### EXERCISE AIM
Your task is to repeat the entries underneath exactly, minus the pictures.

-- Opening Marker --

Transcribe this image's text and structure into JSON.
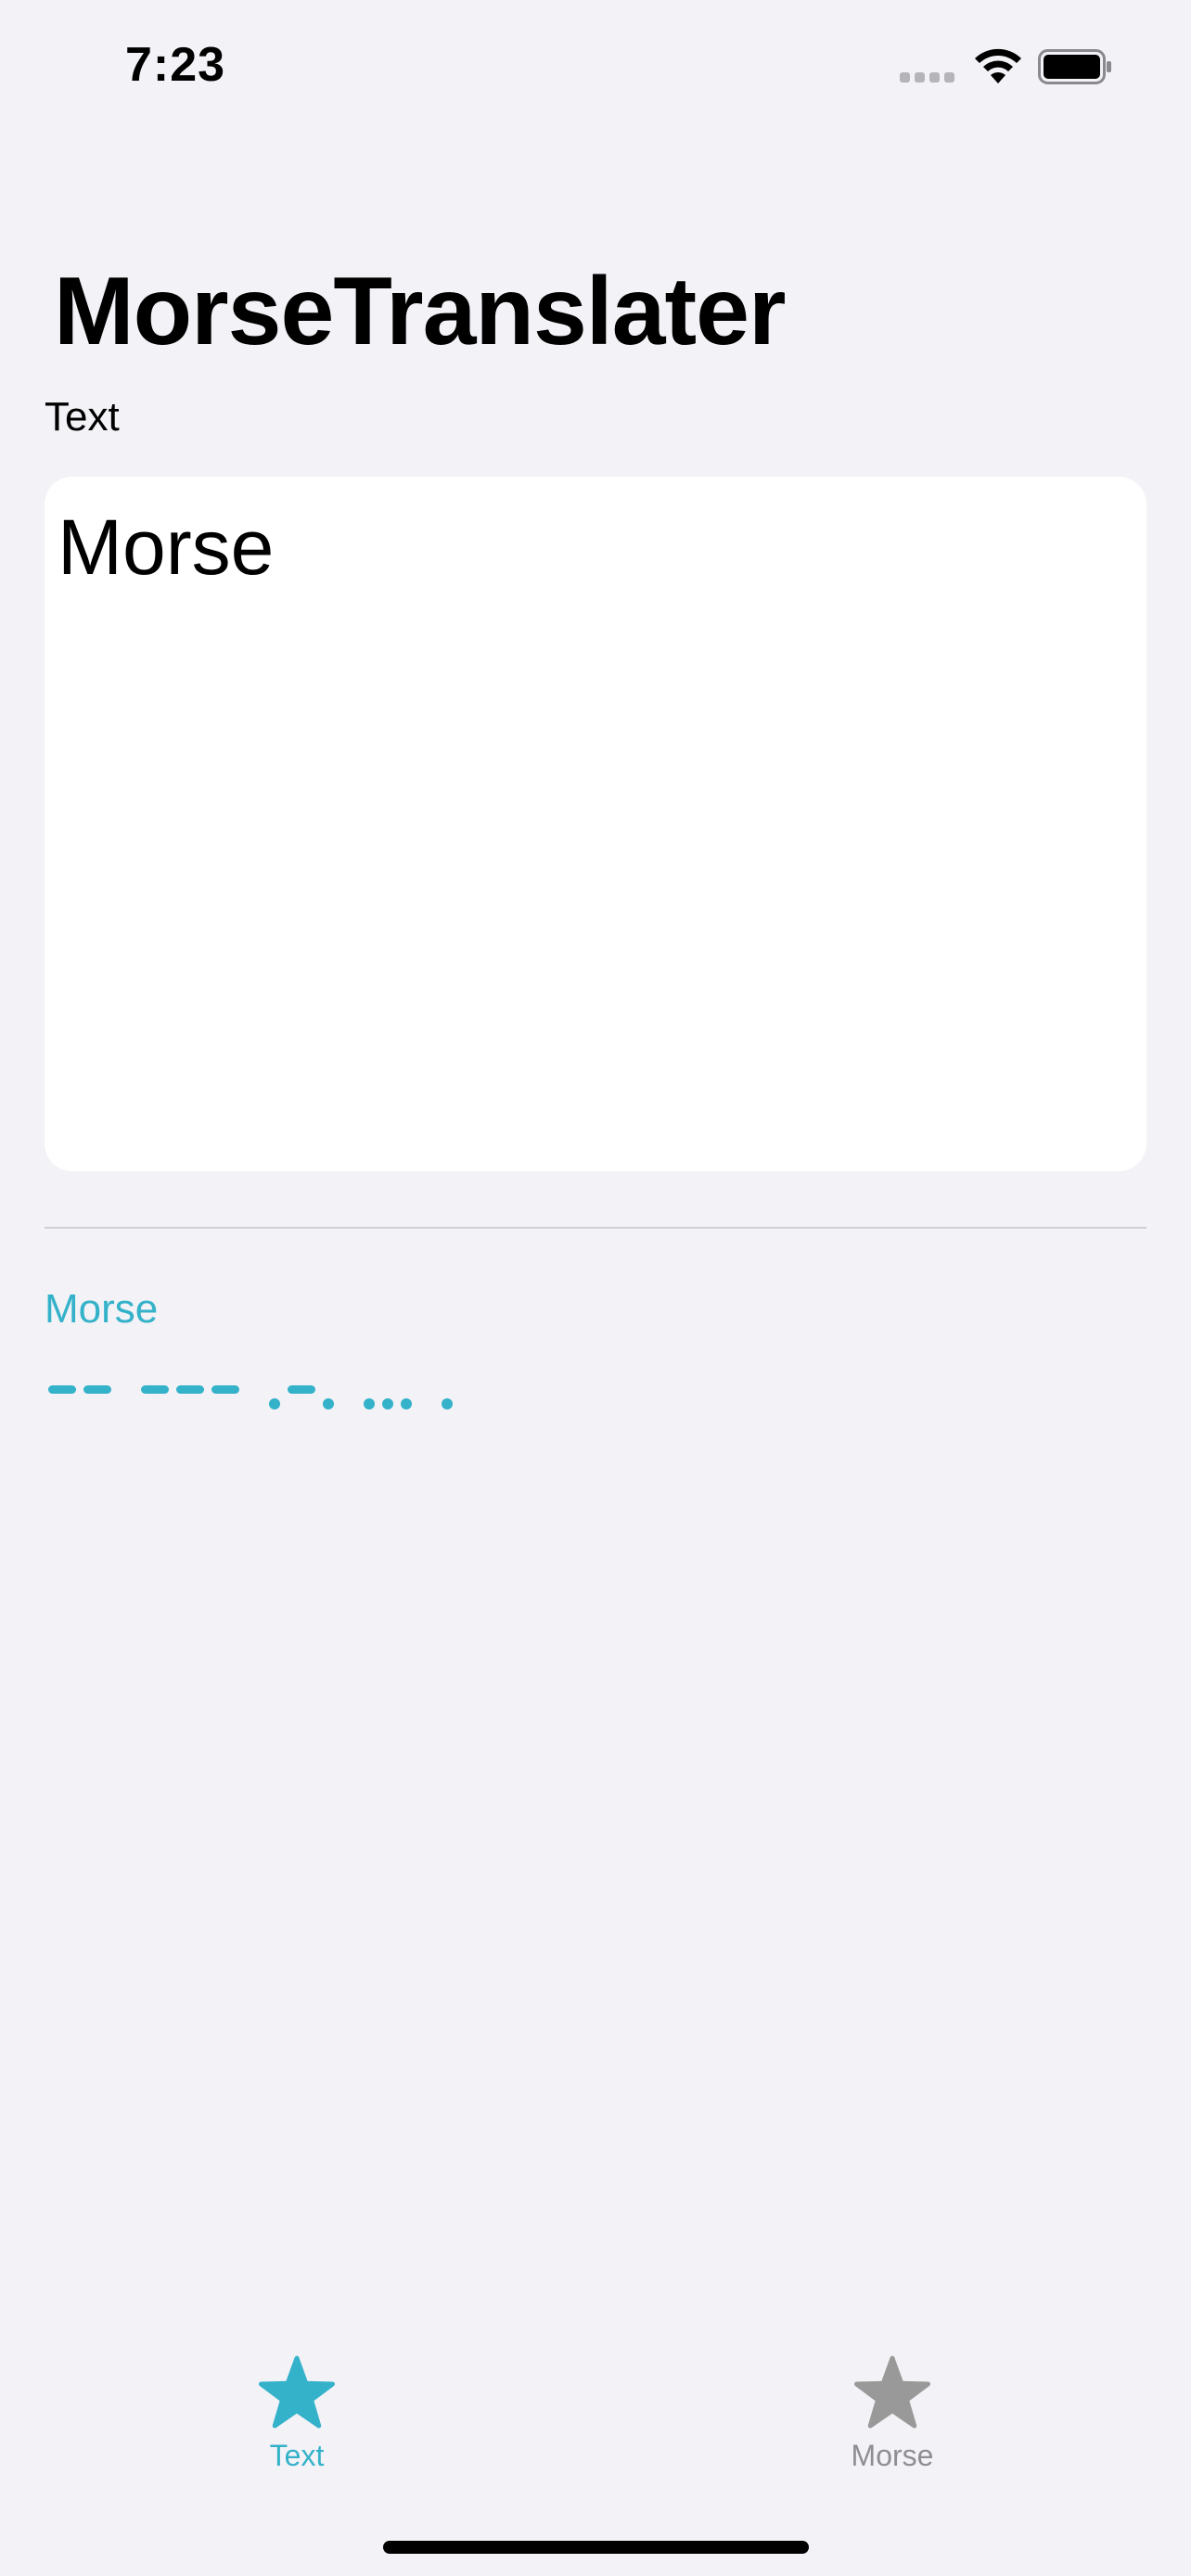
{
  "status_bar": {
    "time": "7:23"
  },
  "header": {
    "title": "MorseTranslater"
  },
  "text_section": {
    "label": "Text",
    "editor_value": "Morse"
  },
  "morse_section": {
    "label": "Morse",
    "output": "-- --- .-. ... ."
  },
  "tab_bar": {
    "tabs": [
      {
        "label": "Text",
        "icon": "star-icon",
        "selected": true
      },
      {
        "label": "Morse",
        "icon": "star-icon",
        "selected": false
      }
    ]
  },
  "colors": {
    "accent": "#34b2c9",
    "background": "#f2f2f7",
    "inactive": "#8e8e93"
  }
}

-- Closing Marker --

### SOLUTION TO THE EXERCISE
Transcribe this image's text and structure into JSON.
{
  "status_bar": {
    "time": "7:23"
  },
  "header": {
    "title": "MorseTranslater"
  },
  "text_section": {
    "label": "Text",
    "editor_value": "Morse"
  },
  "morse_section": {
    "label": "Morse",
    "output": "-- --- .-. ... ."
  },
  "tab_bar": {
    "tabs": [
      {
        "label": "Text",
        "icon": "star-icon",
        "selected": true
      },
      {
        "label": "Morse",
        "icon": "star-icon",
        "selected": false
      }
    ]
  },
  "colors": {
    "accent": "#34b2c9",
    "background": "#f2f2f7",
    "inactive": "#8e8e93"
  }
}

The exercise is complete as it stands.